Skvernelis’s Farmers and Greens party, which has 51 seats in the 141-member parliament, said it would move to opposition if it does not win European Parliament elections on May 26, a likely outcome, according to polls.
Another election on tap within 18 months
An early general election, a minority government or a caretaker government have been discussed in the local media as most likely outcomes of the Skvernlis resignation. The next general election is due on October 2020.
Still popular, Grybauskaite, 63, is not eligible to run again after two terms. The top three candidates vying to succeed her had pledged to maintain a tough stance against Vilnius’ former Soviet master, as well as hefty military spending.
Five years after Moscow’s annexation of Crimea from Ukraine that sparked fears of further Russian aggression across Eastern Europe, the election campaign in Lithuania was dominated by voter anger over economic inequality and corruption.
Income inequality is among the highest in the European Union, second only to Bulgaria.
Both Nauseda and Simonyte say tax income should be raised to fund more state spending, although Skvernelis has introduced a tax cut as a signature policy of his government.
“I try to appeal to people by saying, look, there are no simple answers, and there are many headwinds,” said Simonyte, the finance minister when the government cut public-sector wages and pensions in 2009 as a state default loomed.

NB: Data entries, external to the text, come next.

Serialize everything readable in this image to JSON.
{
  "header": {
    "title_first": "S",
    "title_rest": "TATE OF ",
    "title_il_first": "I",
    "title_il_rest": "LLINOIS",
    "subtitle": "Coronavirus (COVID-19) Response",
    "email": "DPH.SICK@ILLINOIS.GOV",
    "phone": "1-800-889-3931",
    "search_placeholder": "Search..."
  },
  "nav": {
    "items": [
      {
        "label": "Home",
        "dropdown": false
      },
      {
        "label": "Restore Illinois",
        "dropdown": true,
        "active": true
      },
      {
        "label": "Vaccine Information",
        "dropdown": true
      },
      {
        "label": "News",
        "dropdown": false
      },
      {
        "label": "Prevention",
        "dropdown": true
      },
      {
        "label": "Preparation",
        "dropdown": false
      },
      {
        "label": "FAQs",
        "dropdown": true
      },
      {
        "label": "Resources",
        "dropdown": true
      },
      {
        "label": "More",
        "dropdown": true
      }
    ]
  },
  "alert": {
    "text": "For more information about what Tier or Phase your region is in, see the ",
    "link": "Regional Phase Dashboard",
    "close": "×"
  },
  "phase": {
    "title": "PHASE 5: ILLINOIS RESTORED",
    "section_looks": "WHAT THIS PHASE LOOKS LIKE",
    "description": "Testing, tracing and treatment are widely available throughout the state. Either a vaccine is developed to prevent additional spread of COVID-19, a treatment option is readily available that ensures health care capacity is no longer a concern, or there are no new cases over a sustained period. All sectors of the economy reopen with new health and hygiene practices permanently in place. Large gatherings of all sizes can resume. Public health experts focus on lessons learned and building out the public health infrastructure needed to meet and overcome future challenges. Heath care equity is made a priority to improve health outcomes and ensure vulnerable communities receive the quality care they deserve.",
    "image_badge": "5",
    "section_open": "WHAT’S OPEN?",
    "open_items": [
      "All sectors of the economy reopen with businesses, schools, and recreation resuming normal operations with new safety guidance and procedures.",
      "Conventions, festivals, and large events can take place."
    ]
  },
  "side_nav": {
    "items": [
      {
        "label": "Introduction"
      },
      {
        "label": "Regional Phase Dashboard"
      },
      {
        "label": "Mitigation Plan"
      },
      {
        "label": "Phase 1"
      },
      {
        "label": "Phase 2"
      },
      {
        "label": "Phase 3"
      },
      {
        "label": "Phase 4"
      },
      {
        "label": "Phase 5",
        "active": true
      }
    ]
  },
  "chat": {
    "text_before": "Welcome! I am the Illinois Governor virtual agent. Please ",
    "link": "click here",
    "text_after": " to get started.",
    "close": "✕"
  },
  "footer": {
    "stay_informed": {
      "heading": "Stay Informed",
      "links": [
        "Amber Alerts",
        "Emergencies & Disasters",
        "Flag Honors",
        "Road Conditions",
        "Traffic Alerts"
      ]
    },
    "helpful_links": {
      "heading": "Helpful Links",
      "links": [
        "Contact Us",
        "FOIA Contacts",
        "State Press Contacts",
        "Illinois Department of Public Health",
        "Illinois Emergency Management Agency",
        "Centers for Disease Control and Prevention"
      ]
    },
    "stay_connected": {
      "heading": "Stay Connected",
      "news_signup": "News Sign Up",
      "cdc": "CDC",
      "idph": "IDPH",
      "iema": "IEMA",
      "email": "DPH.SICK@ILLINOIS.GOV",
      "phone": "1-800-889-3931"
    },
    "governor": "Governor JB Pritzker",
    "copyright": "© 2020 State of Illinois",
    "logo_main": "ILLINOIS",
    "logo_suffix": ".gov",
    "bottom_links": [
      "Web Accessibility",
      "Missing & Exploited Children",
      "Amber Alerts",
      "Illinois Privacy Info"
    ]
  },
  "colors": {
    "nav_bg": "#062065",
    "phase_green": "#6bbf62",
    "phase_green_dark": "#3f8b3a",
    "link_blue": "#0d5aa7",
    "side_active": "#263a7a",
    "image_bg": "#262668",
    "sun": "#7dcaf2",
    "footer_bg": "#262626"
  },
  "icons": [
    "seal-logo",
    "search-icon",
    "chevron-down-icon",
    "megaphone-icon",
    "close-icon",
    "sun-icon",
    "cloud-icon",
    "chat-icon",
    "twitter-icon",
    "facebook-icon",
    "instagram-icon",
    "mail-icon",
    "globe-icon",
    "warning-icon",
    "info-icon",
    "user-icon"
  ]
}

Nauseda, a household name from his role as an economic commentator, said he would use the president’s position to help business expand in emerging markets, especially China, and ask the government to increase revenues and better fund social services, such as pensions.